As environmental activist Phyllis Omido ascended the stage at the San Francisco Opera House to accept a prize for her efforts to close down a dangerous lead smelter, the crowd could not help but notice the colors of her dress – colors reminiscent of the Kenyan flag.
Omido’s dress, made in her home town of Mombasa, was a proud reminder to those watching the ceremony back in Kenya of what the country’s flag stood for: the red for blood, the green for the country’s natural wealth and the white for freedom, along with a Maasai shield representing the defense of that freedom.
She would elaborate to the audience on the dress a little more. “What those colors represent,” she explained, “were also the principles that have fueled my environmental and human rights advocacy… for the last eight years.”
Omido was one of six recipients this year of the 2015 Goldman Environmental Prize, awarded by a San Francisco-based organisation to those whom it calls “grassroots environmental heroes” around the world.
Her journey started back in 2007, when she was a young mother working in the community relations department of a lead smelter plant in the Owino Uhuru district of Mombasa when her infant son fell ill.
After a barrage of tests for everything from malaria to typhoid turned up negative, a plant manager suggested Omido have her son, named King David, tested for lead poisoning. The tests revealed that he had acute levels of lead in his system. (According to the U.S. Centers for Disease Control there is no safe level of lead for children.)
The most devastating finding was that this was most likely a result of Phyllis breastfeeding her son. Determined to act, she reached out to the community of Owino Uhuru around the smelter and soon uncovered lead poisoning stories similar to her own.
Omido would go on to establish the Center for Justice, Governance and Environmental Action (CJGEA) through which she lobbied the government to have community members tested for lead poisoning. The tests revealed that levels of lead in the soil around the smelter had risen since it had become operational, and that local children had astronomical levels of lead in their blood.
She took the findings to the management of the smelter and Kenya’s National Environment Management Authority, to no avail. Shutting down the smelter became Omido’s primary goal: “If they [the Kenyan government] would have listened the first time, I would probably still be working in industry,” she says, “but the more they resisted it showed me how much this is wrong. I wanted to push and warn the community that this was going on.”

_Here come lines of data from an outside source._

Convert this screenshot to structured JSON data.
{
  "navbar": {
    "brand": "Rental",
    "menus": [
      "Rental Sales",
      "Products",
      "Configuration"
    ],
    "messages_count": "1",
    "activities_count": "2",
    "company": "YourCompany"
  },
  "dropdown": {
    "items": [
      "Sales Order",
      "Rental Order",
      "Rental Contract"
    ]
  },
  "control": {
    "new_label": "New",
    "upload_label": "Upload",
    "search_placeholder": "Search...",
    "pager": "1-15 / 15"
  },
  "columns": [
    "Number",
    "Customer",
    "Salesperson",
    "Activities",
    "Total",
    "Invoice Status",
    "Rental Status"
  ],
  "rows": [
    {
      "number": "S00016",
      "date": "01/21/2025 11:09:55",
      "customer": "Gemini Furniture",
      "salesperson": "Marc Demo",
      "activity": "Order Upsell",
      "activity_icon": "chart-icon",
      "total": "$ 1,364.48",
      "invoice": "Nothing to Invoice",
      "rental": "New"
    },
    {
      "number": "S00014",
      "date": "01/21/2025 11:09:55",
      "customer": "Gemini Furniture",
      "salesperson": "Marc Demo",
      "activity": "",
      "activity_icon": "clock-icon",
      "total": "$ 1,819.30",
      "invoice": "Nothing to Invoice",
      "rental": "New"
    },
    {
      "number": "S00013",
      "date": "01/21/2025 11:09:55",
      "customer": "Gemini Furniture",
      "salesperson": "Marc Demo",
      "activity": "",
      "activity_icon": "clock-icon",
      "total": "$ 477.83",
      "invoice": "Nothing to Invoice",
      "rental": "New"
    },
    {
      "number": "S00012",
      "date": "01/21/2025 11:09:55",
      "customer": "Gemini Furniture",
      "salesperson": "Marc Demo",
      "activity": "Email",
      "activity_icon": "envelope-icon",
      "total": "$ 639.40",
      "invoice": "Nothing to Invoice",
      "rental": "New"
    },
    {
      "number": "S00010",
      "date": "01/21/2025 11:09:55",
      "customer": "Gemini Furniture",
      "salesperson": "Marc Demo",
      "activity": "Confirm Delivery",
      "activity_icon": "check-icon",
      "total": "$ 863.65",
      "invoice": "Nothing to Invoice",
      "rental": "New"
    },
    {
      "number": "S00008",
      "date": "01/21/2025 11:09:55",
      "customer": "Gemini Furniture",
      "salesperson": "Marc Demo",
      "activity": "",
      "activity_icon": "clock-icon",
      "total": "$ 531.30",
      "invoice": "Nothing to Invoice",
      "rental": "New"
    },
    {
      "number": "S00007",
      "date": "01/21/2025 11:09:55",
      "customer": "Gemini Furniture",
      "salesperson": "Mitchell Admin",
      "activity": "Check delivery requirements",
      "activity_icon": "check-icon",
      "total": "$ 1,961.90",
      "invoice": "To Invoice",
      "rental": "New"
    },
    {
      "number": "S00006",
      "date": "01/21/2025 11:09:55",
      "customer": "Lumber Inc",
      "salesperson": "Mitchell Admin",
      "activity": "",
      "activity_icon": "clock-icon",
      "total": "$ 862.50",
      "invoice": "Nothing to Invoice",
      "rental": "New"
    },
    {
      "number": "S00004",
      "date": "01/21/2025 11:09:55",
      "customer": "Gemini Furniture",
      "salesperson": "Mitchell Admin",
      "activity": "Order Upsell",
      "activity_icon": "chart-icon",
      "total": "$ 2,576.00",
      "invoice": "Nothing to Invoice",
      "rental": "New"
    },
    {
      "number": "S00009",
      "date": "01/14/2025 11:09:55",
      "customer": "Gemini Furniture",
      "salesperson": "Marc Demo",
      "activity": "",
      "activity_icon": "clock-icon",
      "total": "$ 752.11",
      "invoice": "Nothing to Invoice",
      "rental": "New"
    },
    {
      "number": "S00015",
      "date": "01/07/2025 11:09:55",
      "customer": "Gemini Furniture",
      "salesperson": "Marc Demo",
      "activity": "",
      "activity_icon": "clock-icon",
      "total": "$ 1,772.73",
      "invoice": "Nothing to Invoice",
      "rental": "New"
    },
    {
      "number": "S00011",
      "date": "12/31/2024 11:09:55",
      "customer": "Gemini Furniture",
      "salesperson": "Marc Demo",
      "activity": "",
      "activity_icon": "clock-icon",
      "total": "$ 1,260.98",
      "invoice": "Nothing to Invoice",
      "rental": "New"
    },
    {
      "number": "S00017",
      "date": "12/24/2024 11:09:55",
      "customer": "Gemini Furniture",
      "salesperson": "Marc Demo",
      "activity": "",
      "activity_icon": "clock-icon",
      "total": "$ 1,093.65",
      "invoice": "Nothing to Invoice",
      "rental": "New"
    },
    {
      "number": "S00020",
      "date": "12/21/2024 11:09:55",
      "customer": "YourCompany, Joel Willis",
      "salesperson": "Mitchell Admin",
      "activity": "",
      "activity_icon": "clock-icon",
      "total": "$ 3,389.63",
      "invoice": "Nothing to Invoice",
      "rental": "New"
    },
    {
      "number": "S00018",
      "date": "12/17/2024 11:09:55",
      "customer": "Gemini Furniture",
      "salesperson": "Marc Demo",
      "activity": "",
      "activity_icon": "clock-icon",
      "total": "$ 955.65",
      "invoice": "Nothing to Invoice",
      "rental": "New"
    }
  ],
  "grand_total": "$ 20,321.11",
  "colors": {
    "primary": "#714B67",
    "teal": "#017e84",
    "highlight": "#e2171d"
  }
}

What followed was years of organizing, peaceful street protests and letter-writing campaigns aimed at pressuring the government to close the plant. During a protest in 2012, Omido was charged with illegal assembly and inciting violence. She was arrested and jailed.
After years of effort and sacrifice, the smelter ceased operations in January 2014 and the Kenyan government agreed to pay for testing the local community and cleaning up the site and the surrounding area.
Phyllis Omido and the five other 2015 Goldman Prize recipients have in common a determination to overcome apathy and intimidation in representing under-served communities and protecting the environment.
A fellow recipient to whom Omido felt close is Berta Caceras, who organized the Lenca people of her native Honduras to push a dam builder out of indigenous lands. Phyllis says she relates to Berta because “she too has been jailed and assaulted by armed government officials.”
The prize has given Phyllis the means and the visibility to continue her advocacy of the human rights of those who live around extractive industries in Kenya. Not having received a salary in more than five years, the prize “means now we have a wider scope to work with communities, and a bigger platform to address issues with policymakers back home.”
Since the closing of the smelting plant, Omido has not slowed in her efforts. She has expanded the efforts of CJGEA and developed a youth empowerment division to translate its mission to the next generation.
“The more I talk to the youth the more I have hope for the future,” Phyllis said.